10

development” (pp. 342-343). Survey questions provided this opportunity. The questions allowed novice teachers the opportunity to speak for themselves and to answer with anonymity, therefore encouraging honesty in the responses. Because this research’s focus was on listening to teachers, there were opportunities for additional benefits. First, the mathematics community needs to better understand why novice teachers routinely return to teaching pedagogy based on how they were taught in their K-12 programs instead of incorporating standards-based pedagogy discussed in their methods courses. As math educators we must also consider how to best prepare our preservice teachers to enter school cultures where veteran teachers or administrators may not agree with their teaching and learning philosophies (Hart, 2001). By allowing teachers to state both benefits and suggestions for methods courses, mathematics methods instructors should be able to gain ideas in this area. Second, the AERA call for research included that which can aid in recruitment, preparation, and retention of teachers ( Cicmanec, 2006). With the high attrition rates of teachers, gaining information about ways to strengthen their preparation programs could be used to aid new teachers as they face the challenges associated with the early years of teaching.

Full document contains 187 pages

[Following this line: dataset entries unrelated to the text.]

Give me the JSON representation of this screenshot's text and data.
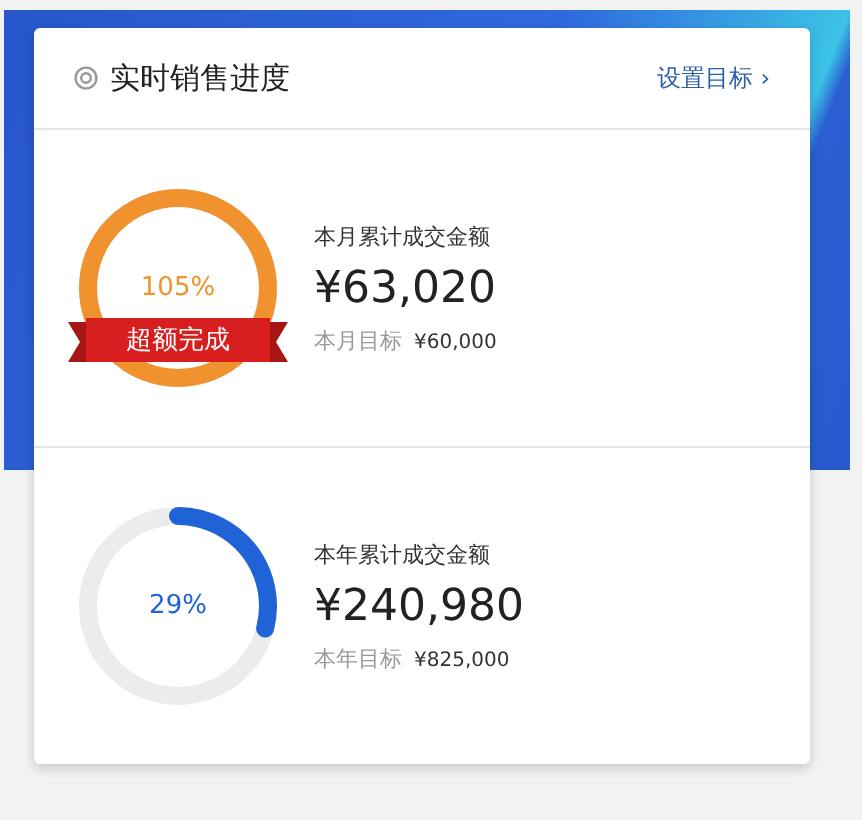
{
  "card": {
    "title": "实时销售进度",
    "link": "设置目标 ›"
  },
  "goals": [
    {
      "label": "本月累计成交金额",
      "amount": "¥63,020",
      "target_label": "本月目标",
      "target_value": "¥60,000",
      "percent": "105%",
      "color": "#f0922e",
      "badge": "超额完成"
    },
    {
      "label": "本年累计成交金额",
      "amount": "¥240,980",
      "target_label": "本年目标",
      "target_value": "¥825,000",
      "percent": "29%",
      "level": 0.29,
      "color": "#1f63d6"
    }
  ]
}
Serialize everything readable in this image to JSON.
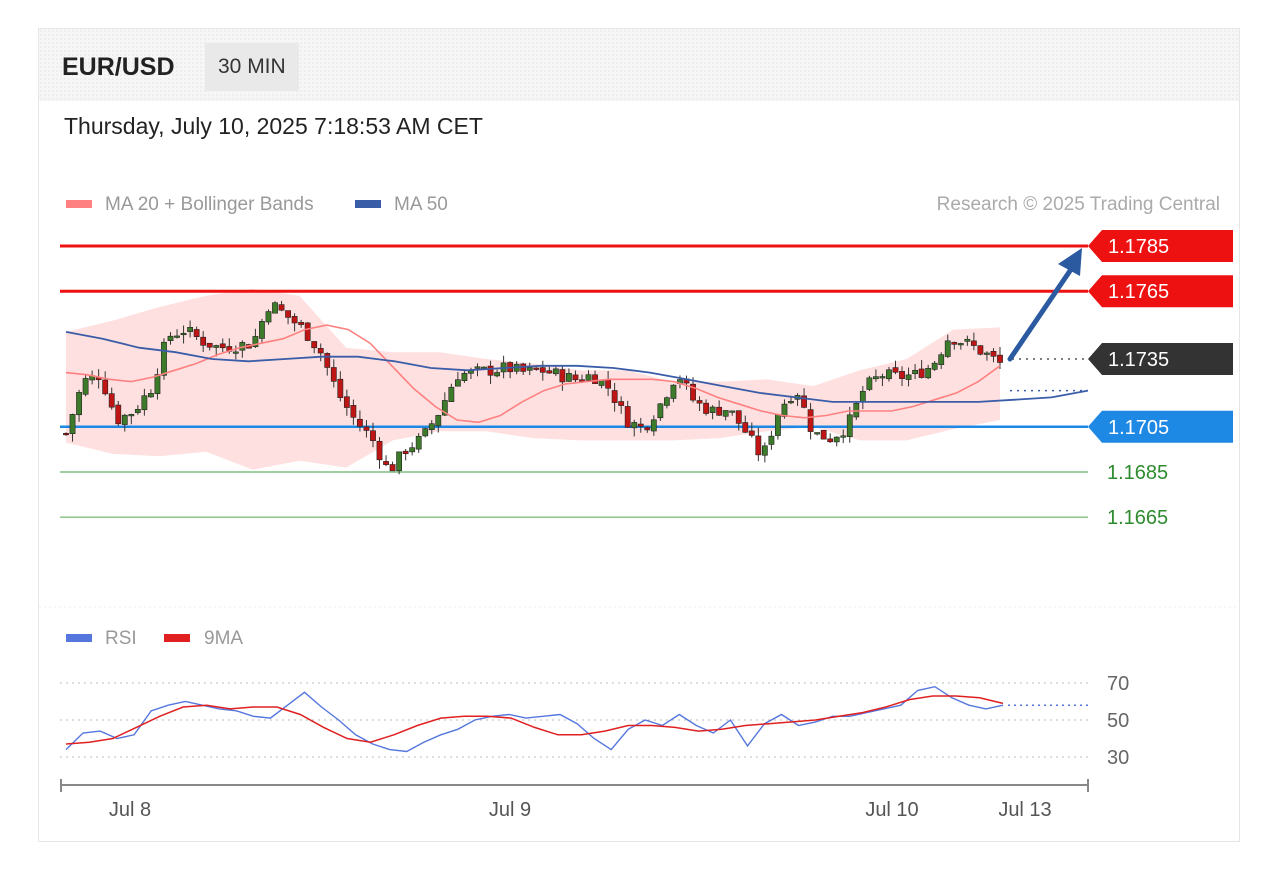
{
  "header": {
    "symbol": "EUR/USD",
    "timeframe": "30 MIN",
    "datetime": "Thursday, July 10, 2025 7:18:53 AM CET"
  },
  "legend": {
    "ma20_label": "MA 20 + Bollinger Bands",
    "ma50_label": "MA 50",
    "copyright": "Research © 2025 Trading Central",
    "rsi_label": "RSI",
    "rsi_ma_label": "9MA"
  },
  "colors": {
    "resistance": "#ee1111",
    "support": "#1e88e5",
    "weak_support": "#3a9a3a",
    "pivot": "#333333",
    "bull": "#3d7a2a",
    "bear": "#c01515",
    "ma50": "#3a5da8",
    "ma20": "#ff8080",
    "band": "#ffdada",
    "rsi": "#5577dd",
    "rsi_ma": "#e02020",
    "arrow": "#2b5aa0"
  },
  "chart_data": [
    {
      "type": "candlestick",
      "title": "EUR/USD 30 MIN",
      "x_ticks": [
        "Jul 8",
        "Jul 9",
        "Jul 10",
        "Jul 13"
      ],
      "ylim": [
        1.1655,
        1.1795
      ],
      "levels": [
        {
          "value": 1.1785,
          "label": "1.1785",
          "kind": "resistance",
          "tag": true
        },
        {
          "value": 1.1765,
          "label": "1.1765",
          "kind": "resistance",
          "tag": true
        },
        {
          "value": 1.1735,
          "label": "1.1735",
          "kind": "pivot",
          "tag": true
        },
        {
          "value": 1.1705,
          "label": "1.1705",
          "kind": "support",
          "tag": true
        },
        {
          "value": 1.1685,
          "label": "1.1685",
          "kind": "weak_support",
          "tag": false
        },
        {
          "value": 1.1665,
          "label": "1.1665",
          "kind": "weak_support",
          "tag": false
        }
      ],
      "close_path": [
        1.1702,
        1.1725,
        1.1728,
        1.1708,
        1.1712,
        1.1722,
        1.1745,
        1.1748,
        1.1743,
        1.174,
        1.1741,
        1.1742,
        1.176,
        1.1754,
        1.1748,
        1.1738,
        1.172,
        1.1708,
        1.17,
        1.1685,
        1.1695,
        1.17,
        1.1712,
        1.1728,
        1.1729,
        1.173,
        1.1731,
        1.1729,
        1.173,
        1.1728,
        1.1726,
        1.1728,
        1.1722,
        1.1708,
        1.1704,
        1.1715,
        1.1729,
        1.1716,
        1.1712,
        1.1713,
        1.1703,
        1.1691,
        1.1713,
        1.1722,
        1.1702,
        1.17,
        1.1705,
        1.1722,
        1.1728,
        1.1727,
        1.1728,
        1.1732,
        1.1745,
        1.1742,
        1.1738,
        1.1733
      ],
      "ma20": [
        1.1729,
        1.1728,
        1.1726,
        1.1725,
        1.1727,
        1.173,
        1.1733,
        1.1737,
        1.174,
        1.1742,
        1.1744,
        1.1748,
        1.175,
        1.1748,
        1.1742,
        1.1732,
        1.1722,
        1.1714,
        1.1708,
        1.1707,
        1.171,
        1.1716,
        1.1721,
        1.1724,
        1.1725,
        1.1726,
        1.1726,
        1.1726,
        1.1725,
        1.1722,
        1.1718,
        1.1715,
        1.1712,
        1.171,
        1.1709,
        1.171,
        1.1712,
        1.1712,
        1.1712,
        1.1714,
        1.1717,
        1.172,
        1.1725,
        1.1732
      ],
      "ma50": [
        1.1747,
        1.1744,
        1.174,
        1.1738,
        1.1735,
        1.1734,
        1.1735,
        1.1736,
        1.1736,
        1.1734,
        1.1731,
        1.173,
        1.1731,
        1.1732,
        1.1732,
        1.1731,
        1.1729,
        1.1726,
        1.1723,
        1.172,
        1.1718,
        1.1716,
        1.1716,
        1.1716,
        1.1716,
        1.1716,
        1.1717,
        1.1718,
        1.1721
      ],
      "bollinger_upper": [
        1.1747,
        1.1752,
        1.1758,
        1.1763,
        1.1766,
        1.1763,
        1.174,
        1.1738,
        1.1738,
        1.1735,
        1.1733,
        1.173,
        1.173,
        1.1725,
        1.1725,
        1.1726,
        1.1723,
        1.173,
        1.1735,
        1.1748,
        1.1749
      ],
      "bollinger_lower": [
        1.1698,
        1.1693,
        1.1692,
        1.1694,
        1.1686,
        1.169,
        1.1687,
        1.1699,
        1.1703,
        1.1703,
        1.17,
        1.1699,
        1.1699,
        1.1699,
        1.17,
        1.1703,
        1.1705,
        1.1699,
        1.1699,
        1.1704,
        1.1708
      ],
      "target_arrow": {
        "from": 1.1735,
        "to": 1.1785
      }
    },
    {
      "type": "line",
      "title": "RSI",
      "ylim": [
        20,
        80
      ],
      "y_ticks": [
        70,
        50,
        30
      ],
      "series": [
        {
          "name": "RSI",
          "values": [
            34,
            43,
            44,
            40,
            42,
            55,
            58,
            60,
            58,
            56,
            55,
            52,
            51,
            58,
            65,
            57,
            50,
            42,
            37,
            34,
            33,
            38,
            42,
            45,
            50,
            52,
            53,
            51,
            52,
            53,
            48,
            40,
            34,
            45,
            50,
            47,
            53,
            47,
            43,
            50,
            36,
            48,
            53,
            47,
            49,
            52,
            52,
            54,
            56,
            58,
            66,
            68,
            62,
            58,
            56,
            58
          ]
        },
        {
          "name": "9MA",
          "values": [
            37,
            38,
            40,
            46,
            52,
            57,
            58,
            56,
            57,
            57,
            53,
            46,
            40,
            38,
            42,
            47,
            51,
            52,
            52,
            51,
            46,
            42,
            42,
            44,
            47,
            47,
            46,
            44,
            45,
            47,
            48,
            49,
            50,
            52,
            54,
            57,
            61,
            63,
            63,
            62,
            59
          ]
        }
      ]
    }
  ]
}
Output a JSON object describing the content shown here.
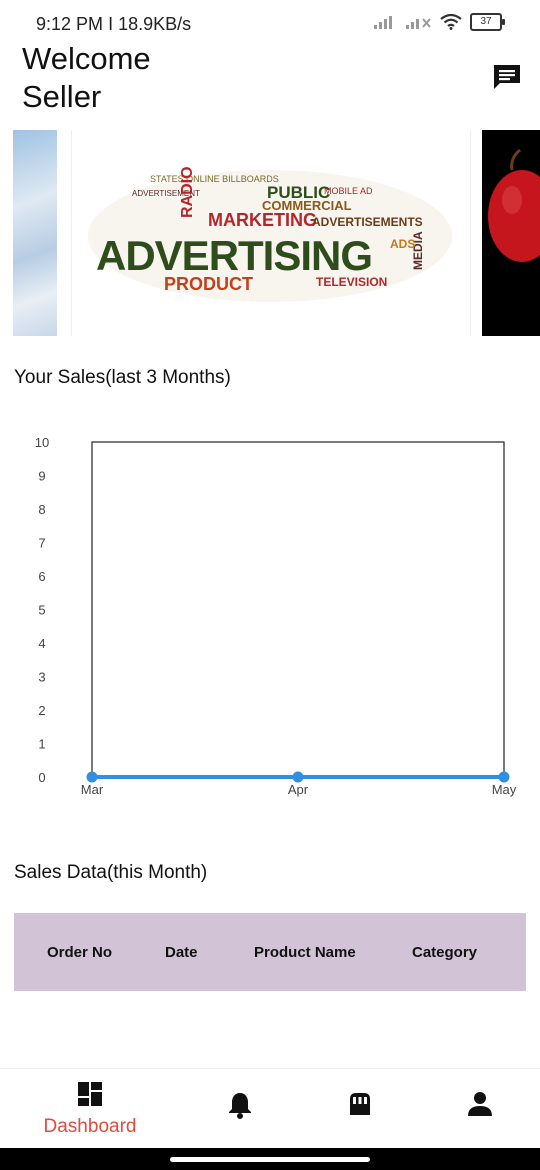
{
  "status_bar": {
    "time": "9:12 PM",
    "separator": "I",
    "speed": "18.9KB/s",
    "battery": "37"
  },
  "header": {
    "welcome_line1": "Welcome",
    "welcome_line2": "Seller",
    "chat_icon": "chat-icon"
  },
  "banner": {
    "words": {
      "advertising": "ADVERTISING",
      "marketing": "MARKETING",
      "commercial": "COMMERCIAL",
      "public": "PUBLIC",
      "product": "PRODUCT",
      "television": "TELEVISION",
      "radio": "RADIO",
      "media": "MEDIA",
      "advertisements": "ADVERTISEMENTS",
      "ads": "ADS"
    }
  },
  "sales_section": {
    "title": "Your Sales(last 3 Months)"
  },
  "chart_data": {
    "type": "line",
    "title": "",
    "xlabel": "",
    "ylabel": "",
    "categories": [
      "Mar",
      "Apr",
      "May"
    ],
    "series": [
      {
        "values": [
          0,
          0,
          0
        ]
      }
    ],
    "ylim": [
      0,
      10
    ],
    "yticks": [
      0,
      1,
      2,
      3,
      4,
      5,
      6,
      7,
      8,
      9,
      10
    ],
    "grid": false,
    "line_color": "#2f8fe0"
  },
  "sales_data": {
    "title": "Sales Data(this Month)",
    "columns": [
      "Order No",
      "Date",
      "Product Name",
      "Category"
    ],
    "header_color": "#d2c4d6"
  },
  "bottom_nav": {
    "items": [
      {
        "icon": "dashboard-icon",
        "label": "Dashboard",
        "active": true
      },
      {
        "icon": "bell-icon",
        "label": ""
      },
      {
        "icon": "store-icon",
        "label": ""
      },
      {
        "icon": "person-icon",
        "label": ""
      }
    ],
    "active_color": "#e14b3b"
  }
}
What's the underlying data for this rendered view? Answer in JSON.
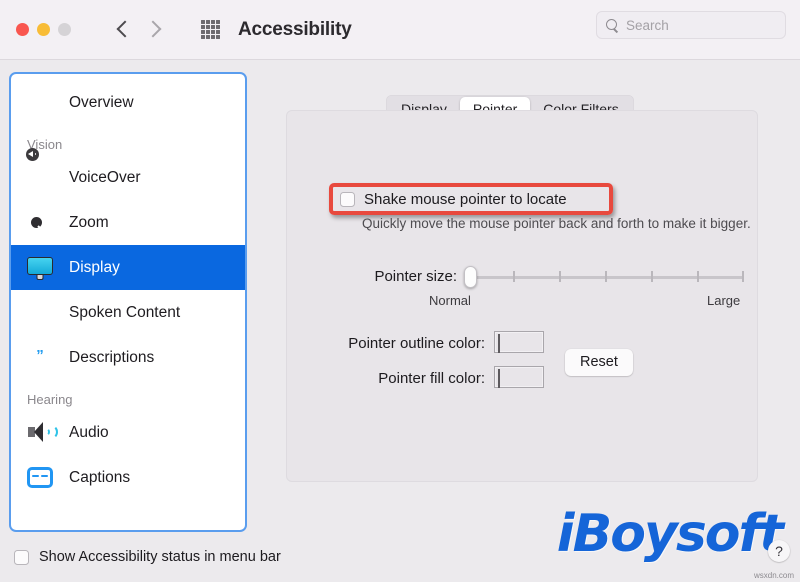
{
  "window": {
    "title": "Accessibility",
    "traffic_lights": [
      "close",
      "minimize",
      "zoom"
    ],
    "back_label": "Back",
    "forward_label": "Forward",
    "grid_label": "Show All"
  },
  "search": {
    "placeholder": "Search",
    "value": "",
    "icon": "search-icon"
  },
  "sidebar": {
    "items": [
      {
        "label": "Overview",
        "icon": "accessibility-icon",
        "selected": false
      },
      {
        "label": "VoiceOver",
        "icon": "voiceover-icon",
        "selected": false
      },
      {
        "label": "Zoom",
        "icon": "zoom-icon",
        "selected": false
      },
      {
        "label": "Display",
        "icon": "display-icon",
        "selected": true
      },
      {
        "label": "Spoken Content",
        "icon": "spoken-content-icon",
        "selected": false
      },
      {
        "label": "Descriptions",
        "icon": "descriptions-icon",
        "selected": false
      },
      {
        "label": "Audio",
        "icon": "audio-icon",
        "selected": false
      },
      {
        "label": "Captions",
        "icon": "captions-icon",
        "selected": false
      }
    ],
    "headings": {
      "vision": "Vision",
      "hearing": "Hearing"
    }
  },
  "main": {
    "tabs": [
      {
        "label": "Display",
        "active": false
      },
      {
        "label": "Pointer",
        "active": true
      },
      {
        "label": "Color Filters",
        "active": false
      }
    ],
    "shake": {
      "label": "Shake mouse pointer to locate",
      "checked": false,
      "description": "Quickly move the mouse pointer back and forth to make it bigger."
    },
    "pointer_size": {
      "label": "Pointer size:",
      "min_label": "Normal",
      "max_label": "Large",
      "value": 0,
      "ticks": 6
    },
    "outline_color": {
      "label": "Pointer outline color:",
      "value": "#ffffff"
    },
    "fill_color": {
      "label": "Pointer fill color:",
      "value": "#000000"
    },
    "reset_label": "Reset",
    "highlight_color": "#e8493e"
  },
  "footer": {
    "show_status_label": "Show Accessibility status in menu bar",
    "show_status_checked": false,
    "help_label": "?"
  },
  "watermark": {
    "brand": "iBoysoft",
    "site": "wsxdn.com"
  },
  "colors": {
    "accent": "#0a68e0",
    "window_bg": "#eceaed",
    "toolbar_bg": "#f3f0f4",
    "panel_bg": "#e8e5e9",
    "sidebar_focus": "#5a9dee"
  }
}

Abstract: This study was designed to gather input from early career elementary teachers with the goal of finding ways to improve elementary mathematics methods courses. Multiple areas were explored including the degree to which respondents' elementary mathematics methods course focused on the NCTM Process Standards, the teachers' current standards-based teaching practices, the degree to which various pedagogical strategies from mathematics methods courses prepared preservice teachers for the classroom, and early career teachers' suggestions for improving methods courses. Both qualitative and quantitative methodologies were used in this survey study as questions were of both closed and open format. Data from closed-response questions were used to determine the frequency, central tendencies and variability in standards-based preparation and teaching practices of the early career teachers. Open-ended responses were analyzed to determine patterns and categories relating to the support of, or suggestions for improving, elementary mathematics methods courses. Though teachers did not report a wide variation in the incorporation of the NCTM Process Standards in their teaching practices, some differences were worth noting. Problem Solving appeared to be the most used with the least variability in its frequency of use. Reasoning, in general, appeared to be used the least frequently and with the most variability. Some aspects of Communication, Connections and Representation were widely used and some were used less frequently. From a choice of eight methods teaching practices, 'Observing in actual classrooms or working with individual students' and 'Planning and teaching in actual classrooms' were considered by early career teachers to be the most beneficial aspects of methods courses.